# Data supplied
☆ ☆ ☆ ☆

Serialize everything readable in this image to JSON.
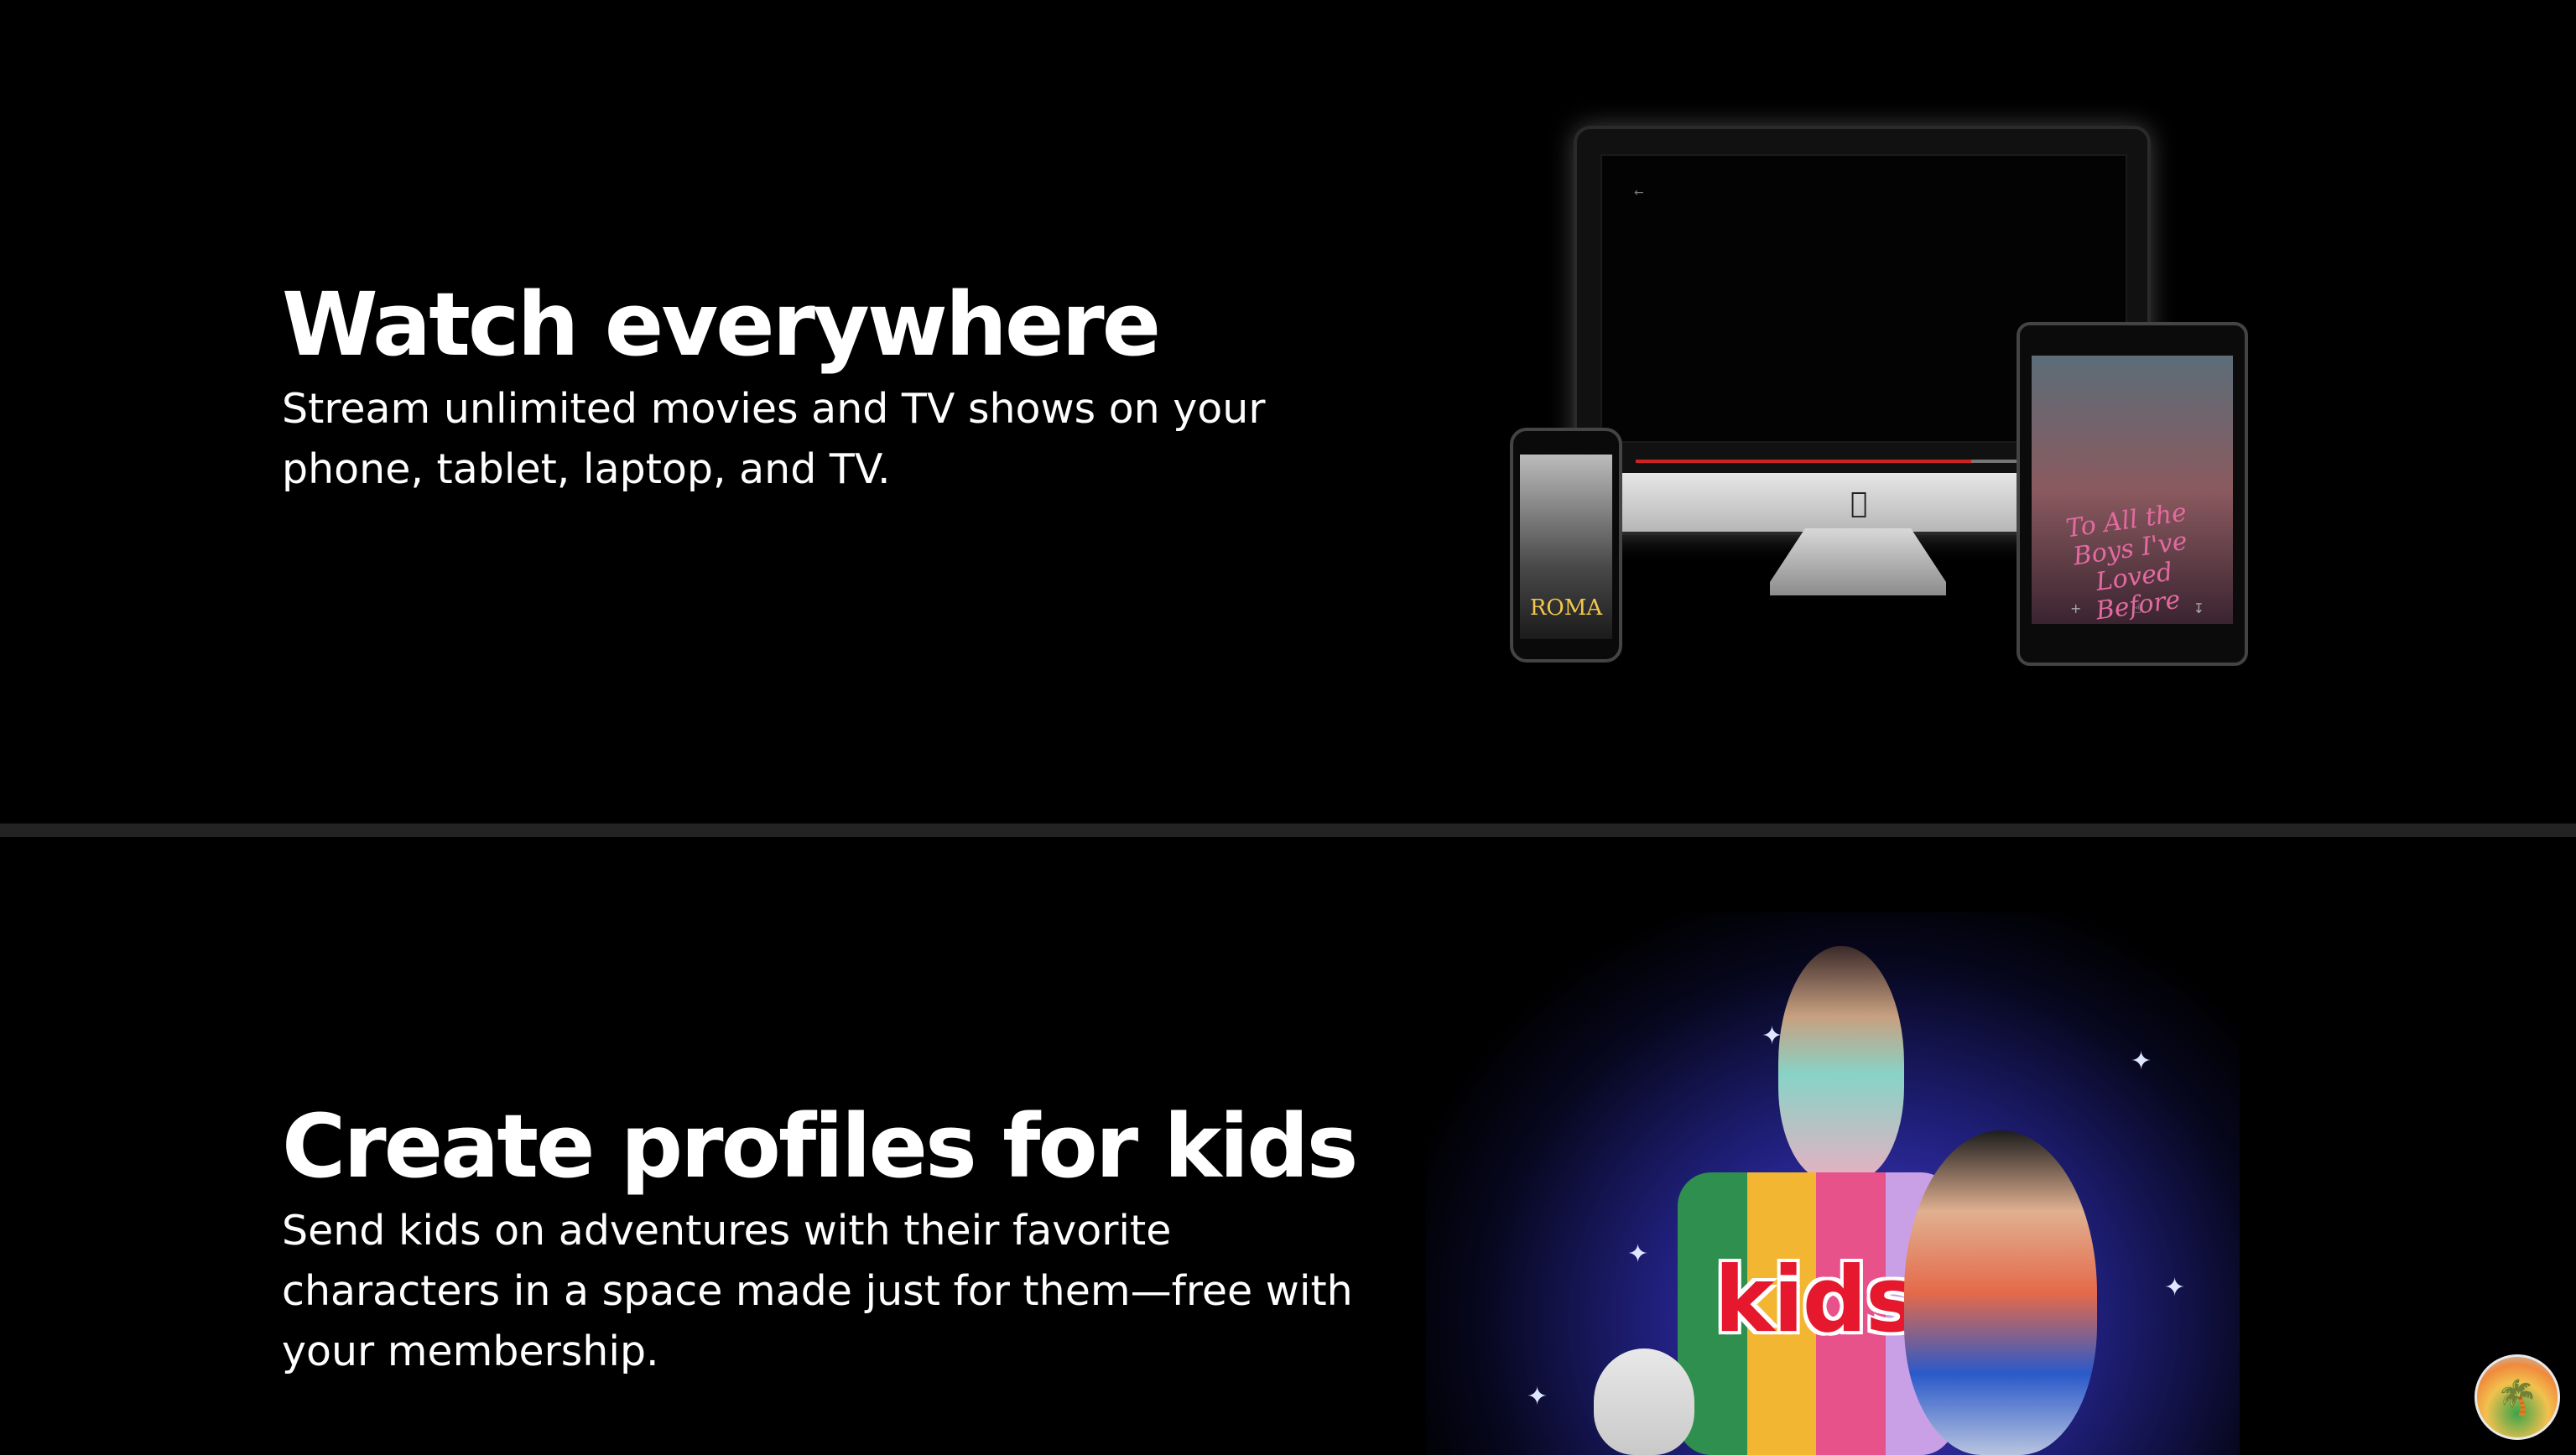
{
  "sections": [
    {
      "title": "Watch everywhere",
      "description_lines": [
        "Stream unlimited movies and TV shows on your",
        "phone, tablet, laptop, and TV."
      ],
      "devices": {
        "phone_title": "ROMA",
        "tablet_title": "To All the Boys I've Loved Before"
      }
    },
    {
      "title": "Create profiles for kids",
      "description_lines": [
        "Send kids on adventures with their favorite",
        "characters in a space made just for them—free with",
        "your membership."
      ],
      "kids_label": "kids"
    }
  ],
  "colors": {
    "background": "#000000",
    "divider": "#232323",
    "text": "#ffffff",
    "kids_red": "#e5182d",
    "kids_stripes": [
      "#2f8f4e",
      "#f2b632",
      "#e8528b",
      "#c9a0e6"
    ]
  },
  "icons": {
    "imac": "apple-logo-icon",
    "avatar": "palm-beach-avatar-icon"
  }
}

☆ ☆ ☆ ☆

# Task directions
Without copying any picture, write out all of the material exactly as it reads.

# Task result
Serialize everything readable in this image to JSON.
{
  "sections": [
    {
      "title": "Watch everywhere",
      "description_lines": [
        "Stream unlimited movies and TV shows on your",
        "phone, tablet, laptop, and TV."
      ],
      "devices": {
        "phone_title": "ROMA",
        "tablet_title": "To All the Boys I've Loved Before"
      }
    },
    {
      "title": "Create profiles for kids",
      "description_lines": [
        "Send kids on adventures with their favorite",
        "characters in a space made just for them—free with",
        "your membership."
      ],
      "kids_label": "kids"
    }
  ],
  "colors": {
    "background": "#000000",
    "divider": "#232323",
    "text": "#ffffff",
    "kids_red": "#e5182d",
    "kids_stripes": [
      "#2f8f4e",
      "#f2b632",
      "#e8528b",
      "#c9a0e6"
    ]
  },
  "icons": {
    "imac": "apple-logo-icon",
    "avatar": "palm-beach-avatar-icon"
  }
}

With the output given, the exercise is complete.